The Church Suffering and the Church Militant constitute in their relations a second circle of most vital activities. Having entered into the night “wherein no man can work,” the Suffering Church cannot ripen to its final blessedness by any efforts of its own, but only through the help of others—through the intercessory prayers and sacrifices (suffragia) of those living members of the Body of Christ who being still in this world are able in the grace of Christ to perform expiatory works.
The Church has from the earliest times faithfully guarded the words of Scripture that it is a holy and a wholesome thing to pray for the dead that they may be loosed from their sins. [2 Macab. 12, 43] The suppliant cry of her liturgy: “Eternal rest give to them, O Lord, and let perpetual light shine upon them,” can be heard already in the Acts of the martyrdom of SS. Perpetua and Felicitas (A.D. 203) and is represented in numerous sepulchral inscriptions of the most ancient period, while theologians and Fathers of the Church, beginning with Tertullian, have supplied its substantial proof. . . . So fundamental indeed and so natural to man’s hope and desire and love is this belief, that historians of religion have discovered it among almost all non-Christian civilized peoples: a striking illustration of Tertullian’s saying that the human soul is naturally Christian.

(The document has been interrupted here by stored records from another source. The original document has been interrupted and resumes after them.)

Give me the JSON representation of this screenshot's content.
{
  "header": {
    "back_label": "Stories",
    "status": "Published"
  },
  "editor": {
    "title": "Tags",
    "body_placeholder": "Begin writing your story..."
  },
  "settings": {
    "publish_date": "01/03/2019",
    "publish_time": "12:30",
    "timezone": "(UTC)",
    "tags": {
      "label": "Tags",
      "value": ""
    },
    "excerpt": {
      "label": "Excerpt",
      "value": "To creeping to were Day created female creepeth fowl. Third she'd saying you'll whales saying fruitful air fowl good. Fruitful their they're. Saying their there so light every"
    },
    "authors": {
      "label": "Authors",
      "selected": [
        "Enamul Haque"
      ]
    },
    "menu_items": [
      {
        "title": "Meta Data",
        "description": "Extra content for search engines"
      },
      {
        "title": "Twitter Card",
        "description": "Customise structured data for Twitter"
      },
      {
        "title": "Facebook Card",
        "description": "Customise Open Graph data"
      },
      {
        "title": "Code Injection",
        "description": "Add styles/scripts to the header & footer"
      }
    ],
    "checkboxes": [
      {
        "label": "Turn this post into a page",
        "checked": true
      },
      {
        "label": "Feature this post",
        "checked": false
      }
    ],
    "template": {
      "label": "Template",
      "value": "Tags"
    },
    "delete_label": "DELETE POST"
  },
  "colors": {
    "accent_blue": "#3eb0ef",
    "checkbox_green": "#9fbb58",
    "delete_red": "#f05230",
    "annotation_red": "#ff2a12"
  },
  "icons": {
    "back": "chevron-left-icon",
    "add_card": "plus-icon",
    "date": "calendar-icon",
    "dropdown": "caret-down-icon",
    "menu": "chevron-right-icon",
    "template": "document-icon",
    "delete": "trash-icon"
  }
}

The Catholic, therefore, is jealous to expiate and suffer for the “poor souls,” especially by offering the Eucharistic Sacrifice, wherein Christ’s infinite expiation on the Cross is sacramentally represented, and stimulating and joining itself with the expiatory works of the faithful, passes to the Church Suffering according to the measure determined by God’s wisdom and mercy.